(Entries taken from a collection)

============

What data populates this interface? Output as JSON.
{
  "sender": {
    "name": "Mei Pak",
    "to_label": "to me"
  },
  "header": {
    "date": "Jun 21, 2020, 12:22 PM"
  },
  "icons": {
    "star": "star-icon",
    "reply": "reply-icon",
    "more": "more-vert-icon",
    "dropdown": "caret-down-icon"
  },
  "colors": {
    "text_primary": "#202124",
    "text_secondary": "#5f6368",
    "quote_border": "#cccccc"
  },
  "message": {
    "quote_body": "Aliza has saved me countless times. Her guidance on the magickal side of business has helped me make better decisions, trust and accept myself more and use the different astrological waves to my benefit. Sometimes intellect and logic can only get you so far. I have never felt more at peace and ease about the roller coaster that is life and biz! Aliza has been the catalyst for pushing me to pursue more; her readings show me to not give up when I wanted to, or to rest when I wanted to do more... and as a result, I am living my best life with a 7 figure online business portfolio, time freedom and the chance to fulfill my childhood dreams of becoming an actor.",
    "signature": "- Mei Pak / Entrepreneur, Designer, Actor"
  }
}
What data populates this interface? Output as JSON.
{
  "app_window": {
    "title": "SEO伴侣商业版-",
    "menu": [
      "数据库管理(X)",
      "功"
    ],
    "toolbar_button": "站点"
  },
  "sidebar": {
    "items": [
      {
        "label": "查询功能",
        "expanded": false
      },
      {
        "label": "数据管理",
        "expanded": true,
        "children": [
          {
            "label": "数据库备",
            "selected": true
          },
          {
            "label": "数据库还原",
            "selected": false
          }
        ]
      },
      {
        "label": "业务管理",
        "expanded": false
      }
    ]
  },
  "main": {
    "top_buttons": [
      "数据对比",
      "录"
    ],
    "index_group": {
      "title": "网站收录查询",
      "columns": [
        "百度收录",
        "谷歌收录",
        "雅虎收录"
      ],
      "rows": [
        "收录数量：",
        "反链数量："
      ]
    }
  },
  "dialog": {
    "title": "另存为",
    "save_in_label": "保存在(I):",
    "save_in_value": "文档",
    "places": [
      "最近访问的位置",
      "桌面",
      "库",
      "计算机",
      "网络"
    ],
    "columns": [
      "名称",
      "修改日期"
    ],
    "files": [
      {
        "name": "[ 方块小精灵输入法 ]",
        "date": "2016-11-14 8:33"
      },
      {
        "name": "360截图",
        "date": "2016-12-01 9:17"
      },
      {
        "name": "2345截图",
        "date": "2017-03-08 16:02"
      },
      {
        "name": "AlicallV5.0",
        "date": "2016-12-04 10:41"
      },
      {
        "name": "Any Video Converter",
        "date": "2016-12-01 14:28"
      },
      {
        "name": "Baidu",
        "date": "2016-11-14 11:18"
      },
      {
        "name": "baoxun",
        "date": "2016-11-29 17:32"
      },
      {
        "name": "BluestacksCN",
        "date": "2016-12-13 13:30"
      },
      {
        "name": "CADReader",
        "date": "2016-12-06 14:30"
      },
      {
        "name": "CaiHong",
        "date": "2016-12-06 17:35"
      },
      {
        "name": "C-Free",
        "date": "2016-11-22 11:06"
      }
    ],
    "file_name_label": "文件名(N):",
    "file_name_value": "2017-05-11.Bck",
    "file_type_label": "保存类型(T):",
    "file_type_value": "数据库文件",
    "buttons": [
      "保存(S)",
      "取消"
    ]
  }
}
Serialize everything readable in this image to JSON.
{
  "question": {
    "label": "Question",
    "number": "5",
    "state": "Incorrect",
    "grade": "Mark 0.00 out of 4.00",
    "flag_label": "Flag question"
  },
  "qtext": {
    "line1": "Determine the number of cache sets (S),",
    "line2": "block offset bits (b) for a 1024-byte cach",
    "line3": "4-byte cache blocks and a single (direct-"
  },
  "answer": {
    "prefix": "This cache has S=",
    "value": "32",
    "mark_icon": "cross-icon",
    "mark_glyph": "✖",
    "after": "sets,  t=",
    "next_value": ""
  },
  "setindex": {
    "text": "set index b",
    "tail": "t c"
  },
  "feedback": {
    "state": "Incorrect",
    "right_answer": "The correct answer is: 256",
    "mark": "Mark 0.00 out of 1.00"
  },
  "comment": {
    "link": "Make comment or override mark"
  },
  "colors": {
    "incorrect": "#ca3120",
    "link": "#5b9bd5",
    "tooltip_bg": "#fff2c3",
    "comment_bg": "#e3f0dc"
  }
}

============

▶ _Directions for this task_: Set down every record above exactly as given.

▶ _Exercise solution_:
What data populates this interface? Output as JSON.
{
  "sender": {
    "name": "Mei Pak",
    "to_label": "to me"
  },
  "header": {
    "date": "Jun 21, 2020, 12:22 PM"
  },
  "icons": {
    "star": "star-icon",
    "reply": "reply-icon",
    "more": "more-vert-icon",
    "dropdown": "caret-down-icon"
  },
  "colors": {
    "text_primary": "#202124",
    "text_secondary": "#5f6368",
    "quote_border": "#cccccc"
  },
  "message": {
    "quote_body": "Aliza has saved me countless times. Her guidance on the magickal side of business has helped me make better decisions, trust and accept myself more and use the different astrological waves to my benefit. Sometimes intellect and logic can only get you so far. I have never felt more at peace and ease about the roller coaster that is life and biz! Aliza has been the catalyst for pushing me to pursue more; her readings show me to not give up when I wanted to, or to rest when I wanted to do more... and as a result, I am living my best life with a 7 figure online business portfolio, time freedom and the chance to fulfill my childhood dreams of becoming an actor.",
    "signature": "- Mei Pak / Entrepreneur, Designer, Actor"
  }
}
What data populates this interface? Output as JSON.
{
  "app_window": {
    "title": "SEO伴侣商业版-",
    "menu": [
      "数据库管理(X)",
      "功"
    ],
    "toolbar_button": "站点"
  },
  "sidebar": {
    "items": [
      {
        "label": "查询功能",
        "expanded": false
      },
      {
        "label": "数据管理",
        "expanded": true,
        "children": [
          {
            "label": "数据库备",
            "selected": true
          },
          {
            "label": "数据库还原",
            "selected": false
          }
        ]
      },
      {
        "label": "业务管理",
        "expanded": false
      }
    ]
  },
  "main": {
    "top_buttons": [
      "数据对比",
      "录"
    ],
    "index_group": {
      "title": "网站收录查询",
      "columns": [
        "百度收录",
        "谷歌收录",
        "雅虎收录"
      ],
      "rows": [
        "收录数量：",
        "反链数量："
      ]
    }
  },
  "dialog": {
    "title": "另存为",
    "save_in_label": "保存在(I):",
    "save_in_value": "文档",
    "places": [
      "最近访问的位置",
      "桌面",
      "库",
      "计算机",
      "网络"
    ],
    "columns": [
      "名称",
      "修改日期"
    ],
    "files": [
      {
        "name": "[ 方块小精灵输入法 ]",
        "date": "2016-11-14 8:33"
      },
      {
        "name": "360截图",
        "date": "2016-12-01 9:17"
      },
      {
        "name": "2345截图",
        "date": "2017-03-08 16:02"
      },
      {
        "name": "AlicallV5.0",
        "date": "2016-12-04 10:41"
      },
      {
        "name": "Any Video Converter",
        "date": "2016-12-01 14:28"
      },
      {
        "name": "Baidu",
        "date": "2016-11-14 11:18"
      },
      {
        "name": "baoxun",
        "date": "2016-11-29 17:32"
      },
      {
        "name": "BluestacksCN",
        "date": "2016-12-13 13:30"
      },
      {
        "name": "CADReader",
        "date": "2016-12-06 14:30"
      },
      {
        "name": "CaiHong",
        "date": "2016-12-06 17:35"
      },
      {
        "name": "C-Free",
        "date": "2016-11-22 11:06"
      }
    ],
    "file_name_label": "文件名(N):",
    "file_name_value": "2017-05-11.Bck",
    "file_type_label": "保存类型(T):",
    "file_type_value": "数据库文件",
    "buttons": [
      "保存(S)",
      "取消"
    ]
  }
}
Serialize everything readable in this image to JSON.
{
  "question": {
    "label": "Question",
    "number": "5",
    "state": "Incorrect",
    "grade": "Mark 0.00 out of 4.00",
    "flag_label": "Flag question"
  },
  "qtext": {
    "line1": "Determine the number of cache sets (S),",
    "line2": "block offset bits (b) for a 1024-byte cach",
    "line3": "4-byte cache blocks and a single (direct-"
  },
  "answer": {
    "prefix": "This cache has S=",
    "value": "32",
    "mark_icon": "cross-icon",
    "mark_glyph": "✖",
    "after": "sets,  t=",
    "next_value": ""
  },
  "setindex": {
    "text": "set index b",
    "tail": "t c"
  },
  "feedback": {
    "state": "Incorrect",
    "right_answer": "The correct answer is: 256",
    "mark": "Mark 0.00 out of 1.00"
  },
  "comment": {
    "link": "Make comment or override mark"
  },
  "colors": {
    "incorrect": "#ca3120",
    "link": "#5b9bd5",
    "tooltip_bg": "#fff2c3",
    "comment_bg": "#e3f0dc"
  }
}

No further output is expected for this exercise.